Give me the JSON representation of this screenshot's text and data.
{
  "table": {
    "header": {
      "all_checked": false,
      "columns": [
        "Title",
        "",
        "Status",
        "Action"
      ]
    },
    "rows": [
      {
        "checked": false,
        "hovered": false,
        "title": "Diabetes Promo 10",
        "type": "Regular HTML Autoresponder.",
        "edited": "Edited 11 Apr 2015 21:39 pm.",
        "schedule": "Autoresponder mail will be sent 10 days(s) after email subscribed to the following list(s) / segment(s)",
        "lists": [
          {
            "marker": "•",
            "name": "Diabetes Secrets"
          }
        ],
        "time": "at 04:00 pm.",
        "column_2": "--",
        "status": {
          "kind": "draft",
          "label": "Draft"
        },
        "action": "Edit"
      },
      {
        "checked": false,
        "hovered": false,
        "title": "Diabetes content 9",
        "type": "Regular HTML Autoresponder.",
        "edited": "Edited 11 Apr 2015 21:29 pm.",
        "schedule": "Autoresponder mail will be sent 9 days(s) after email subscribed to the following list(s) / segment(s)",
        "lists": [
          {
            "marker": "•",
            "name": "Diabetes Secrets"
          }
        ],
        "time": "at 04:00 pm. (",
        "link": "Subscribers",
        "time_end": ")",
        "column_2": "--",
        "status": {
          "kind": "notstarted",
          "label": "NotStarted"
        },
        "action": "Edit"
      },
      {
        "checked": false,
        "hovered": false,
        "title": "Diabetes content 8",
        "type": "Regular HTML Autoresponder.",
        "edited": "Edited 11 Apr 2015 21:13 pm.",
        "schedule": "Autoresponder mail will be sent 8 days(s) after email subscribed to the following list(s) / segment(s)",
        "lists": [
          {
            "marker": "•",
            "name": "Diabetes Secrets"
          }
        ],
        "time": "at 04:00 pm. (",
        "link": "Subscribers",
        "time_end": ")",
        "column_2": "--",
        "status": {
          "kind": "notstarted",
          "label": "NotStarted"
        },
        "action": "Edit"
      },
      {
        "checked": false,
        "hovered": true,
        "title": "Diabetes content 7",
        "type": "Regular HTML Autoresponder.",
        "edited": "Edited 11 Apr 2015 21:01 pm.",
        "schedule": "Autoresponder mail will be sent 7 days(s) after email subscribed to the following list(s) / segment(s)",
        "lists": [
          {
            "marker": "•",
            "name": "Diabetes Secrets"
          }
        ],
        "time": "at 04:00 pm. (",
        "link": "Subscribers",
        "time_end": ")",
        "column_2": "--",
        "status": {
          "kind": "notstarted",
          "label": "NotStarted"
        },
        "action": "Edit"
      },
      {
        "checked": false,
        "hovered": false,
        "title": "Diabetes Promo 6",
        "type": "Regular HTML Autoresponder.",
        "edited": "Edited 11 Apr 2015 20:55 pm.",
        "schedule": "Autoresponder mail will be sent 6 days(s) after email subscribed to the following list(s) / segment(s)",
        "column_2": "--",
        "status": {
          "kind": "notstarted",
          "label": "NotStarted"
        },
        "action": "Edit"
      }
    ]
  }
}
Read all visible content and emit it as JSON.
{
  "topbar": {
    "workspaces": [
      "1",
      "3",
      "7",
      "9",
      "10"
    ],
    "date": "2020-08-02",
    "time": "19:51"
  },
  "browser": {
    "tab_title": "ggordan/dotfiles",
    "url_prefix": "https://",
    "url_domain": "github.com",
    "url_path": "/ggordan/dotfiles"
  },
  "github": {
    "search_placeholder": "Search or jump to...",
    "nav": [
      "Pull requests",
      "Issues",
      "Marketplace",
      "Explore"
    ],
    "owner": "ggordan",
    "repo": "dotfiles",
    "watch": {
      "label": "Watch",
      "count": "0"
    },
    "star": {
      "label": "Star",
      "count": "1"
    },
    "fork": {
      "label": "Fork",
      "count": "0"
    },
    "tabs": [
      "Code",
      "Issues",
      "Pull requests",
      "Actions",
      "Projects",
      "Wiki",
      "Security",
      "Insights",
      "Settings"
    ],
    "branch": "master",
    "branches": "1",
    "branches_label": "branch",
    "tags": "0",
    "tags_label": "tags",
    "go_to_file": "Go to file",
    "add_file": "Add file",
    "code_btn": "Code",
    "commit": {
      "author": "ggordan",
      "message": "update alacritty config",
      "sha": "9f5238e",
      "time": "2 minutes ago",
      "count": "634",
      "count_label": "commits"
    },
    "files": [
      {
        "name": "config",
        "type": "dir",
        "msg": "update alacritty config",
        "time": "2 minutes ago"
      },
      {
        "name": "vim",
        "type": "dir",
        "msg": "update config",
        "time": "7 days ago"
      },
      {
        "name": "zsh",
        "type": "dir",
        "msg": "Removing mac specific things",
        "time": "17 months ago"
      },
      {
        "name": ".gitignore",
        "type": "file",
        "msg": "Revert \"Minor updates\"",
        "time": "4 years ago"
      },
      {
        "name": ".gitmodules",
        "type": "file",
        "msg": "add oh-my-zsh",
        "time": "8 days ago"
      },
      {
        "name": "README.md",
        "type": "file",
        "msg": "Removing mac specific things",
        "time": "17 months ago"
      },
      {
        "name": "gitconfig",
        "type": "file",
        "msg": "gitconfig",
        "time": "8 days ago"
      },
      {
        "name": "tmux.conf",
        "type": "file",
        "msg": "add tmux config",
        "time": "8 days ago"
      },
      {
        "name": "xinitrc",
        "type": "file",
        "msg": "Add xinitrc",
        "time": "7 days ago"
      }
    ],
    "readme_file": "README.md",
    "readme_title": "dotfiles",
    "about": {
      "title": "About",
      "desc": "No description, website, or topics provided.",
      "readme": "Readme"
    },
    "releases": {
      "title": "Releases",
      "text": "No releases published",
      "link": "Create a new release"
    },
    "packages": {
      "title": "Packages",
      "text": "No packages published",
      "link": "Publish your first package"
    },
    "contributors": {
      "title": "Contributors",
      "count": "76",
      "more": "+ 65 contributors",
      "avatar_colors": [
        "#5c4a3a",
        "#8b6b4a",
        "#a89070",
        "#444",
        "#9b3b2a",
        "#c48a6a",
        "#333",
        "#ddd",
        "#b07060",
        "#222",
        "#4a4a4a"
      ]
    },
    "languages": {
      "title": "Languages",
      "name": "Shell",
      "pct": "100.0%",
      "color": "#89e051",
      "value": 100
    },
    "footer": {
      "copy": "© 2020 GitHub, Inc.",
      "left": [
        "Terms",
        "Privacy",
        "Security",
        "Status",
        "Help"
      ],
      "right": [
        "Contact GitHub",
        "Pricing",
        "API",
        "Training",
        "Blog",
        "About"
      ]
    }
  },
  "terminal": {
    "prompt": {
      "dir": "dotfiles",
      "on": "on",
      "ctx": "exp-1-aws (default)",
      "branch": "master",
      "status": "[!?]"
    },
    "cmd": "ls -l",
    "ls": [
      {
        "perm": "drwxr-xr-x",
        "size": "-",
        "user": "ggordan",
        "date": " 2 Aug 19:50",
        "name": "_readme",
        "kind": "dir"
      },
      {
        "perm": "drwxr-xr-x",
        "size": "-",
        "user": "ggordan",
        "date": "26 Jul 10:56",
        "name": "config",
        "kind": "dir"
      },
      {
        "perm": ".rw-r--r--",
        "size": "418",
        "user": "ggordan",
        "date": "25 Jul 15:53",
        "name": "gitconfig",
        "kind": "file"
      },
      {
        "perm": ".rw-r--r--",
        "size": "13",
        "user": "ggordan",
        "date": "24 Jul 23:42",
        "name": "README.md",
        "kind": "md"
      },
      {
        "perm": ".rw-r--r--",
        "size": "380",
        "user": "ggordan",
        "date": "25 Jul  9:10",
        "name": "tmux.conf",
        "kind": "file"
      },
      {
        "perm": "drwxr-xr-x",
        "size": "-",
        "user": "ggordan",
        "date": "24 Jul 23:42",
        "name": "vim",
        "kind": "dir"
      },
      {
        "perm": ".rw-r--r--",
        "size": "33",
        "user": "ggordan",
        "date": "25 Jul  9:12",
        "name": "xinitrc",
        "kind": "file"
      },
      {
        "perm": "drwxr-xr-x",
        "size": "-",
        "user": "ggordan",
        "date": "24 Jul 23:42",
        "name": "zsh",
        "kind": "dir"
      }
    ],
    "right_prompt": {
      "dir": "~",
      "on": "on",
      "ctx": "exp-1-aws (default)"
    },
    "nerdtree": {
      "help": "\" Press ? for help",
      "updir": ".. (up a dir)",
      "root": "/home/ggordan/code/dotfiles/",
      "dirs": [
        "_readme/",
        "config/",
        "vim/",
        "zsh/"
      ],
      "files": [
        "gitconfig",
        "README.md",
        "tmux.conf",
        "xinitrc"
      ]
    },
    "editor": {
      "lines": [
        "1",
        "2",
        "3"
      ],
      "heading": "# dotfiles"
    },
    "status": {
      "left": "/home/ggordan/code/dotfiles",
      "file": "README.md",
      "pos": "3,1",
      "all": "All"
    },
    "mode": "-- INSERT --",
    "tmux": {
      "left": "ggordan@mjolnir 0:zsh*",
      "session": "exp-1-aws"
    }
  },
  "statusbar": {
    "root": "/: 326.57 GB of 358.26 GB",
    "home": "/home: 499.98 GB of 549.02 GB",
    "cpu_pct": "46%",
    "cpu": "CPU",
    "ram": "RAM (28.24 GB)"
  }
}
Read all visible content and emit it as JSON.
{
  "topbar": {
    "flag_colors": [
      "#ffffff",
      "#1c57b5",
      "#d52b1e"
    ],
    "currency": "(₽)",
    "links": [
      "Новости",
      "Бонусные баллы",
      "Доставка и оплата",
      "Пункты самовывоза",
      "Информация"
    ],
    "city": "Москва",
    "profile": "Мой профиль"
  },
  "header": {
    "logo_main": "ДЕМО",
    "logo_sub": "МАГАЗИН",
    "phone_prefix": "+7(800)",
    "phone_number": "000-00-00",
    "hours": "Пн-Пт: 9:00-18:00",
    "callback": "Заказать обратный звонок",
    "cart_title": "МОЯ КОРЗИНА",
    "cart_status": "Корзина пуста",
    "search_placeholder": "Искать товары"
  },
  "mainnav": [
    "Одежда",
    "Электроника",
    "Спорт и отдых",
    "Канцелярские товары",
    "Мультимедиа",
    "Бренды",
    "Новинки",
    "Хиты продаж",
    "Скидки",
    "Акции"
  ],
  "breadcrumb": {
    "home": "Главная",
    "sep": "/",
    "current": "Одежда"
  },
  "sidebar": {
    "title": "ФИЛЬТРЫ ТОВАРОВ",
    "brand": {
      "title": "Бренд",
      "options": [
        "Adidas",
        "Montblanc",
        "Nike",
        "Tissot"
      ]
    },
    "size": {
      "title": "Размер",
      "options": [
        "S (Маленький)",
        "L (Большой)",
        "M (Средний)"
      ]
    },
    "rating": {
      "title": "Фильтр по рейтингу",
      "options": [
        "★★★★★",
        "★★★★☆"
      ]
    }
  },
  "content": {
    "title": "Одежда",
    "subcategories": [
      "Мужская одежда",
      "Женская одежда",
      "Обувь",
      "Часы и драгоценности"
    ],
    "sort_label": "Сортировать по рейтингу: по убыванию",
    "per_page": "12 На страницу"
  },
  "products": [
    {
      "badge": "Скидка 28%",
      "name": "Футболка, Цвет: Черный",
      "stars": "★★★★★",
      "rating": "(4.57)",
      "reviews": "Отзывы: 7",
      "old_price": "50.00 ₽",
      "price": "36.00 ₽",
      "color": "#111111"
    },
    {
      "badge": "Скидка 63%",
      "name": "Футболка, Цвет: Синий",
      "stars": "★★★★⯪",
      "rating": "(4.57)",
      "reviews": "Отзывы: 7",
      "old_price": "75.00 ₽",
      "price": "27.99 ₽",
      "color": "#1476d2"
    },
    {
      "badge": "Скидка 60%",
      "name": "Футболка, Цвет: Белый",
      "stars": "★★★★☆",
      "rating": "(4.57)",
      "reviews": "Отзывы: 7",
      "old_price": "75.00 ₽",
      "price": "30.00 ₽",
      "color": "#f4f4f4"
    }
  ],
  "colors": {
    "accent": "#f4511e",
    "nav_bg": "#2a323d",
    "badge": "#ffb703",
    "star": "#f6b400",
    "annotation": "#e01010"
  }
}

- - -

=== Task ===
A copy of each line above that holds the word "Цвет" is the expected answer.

=== Answer for the task ===
      "name": "Футболка, Цвет: Черный",
      "name": "Футболка, Цвет: Синий",
      "name": "Футболка, Цвет: Белый",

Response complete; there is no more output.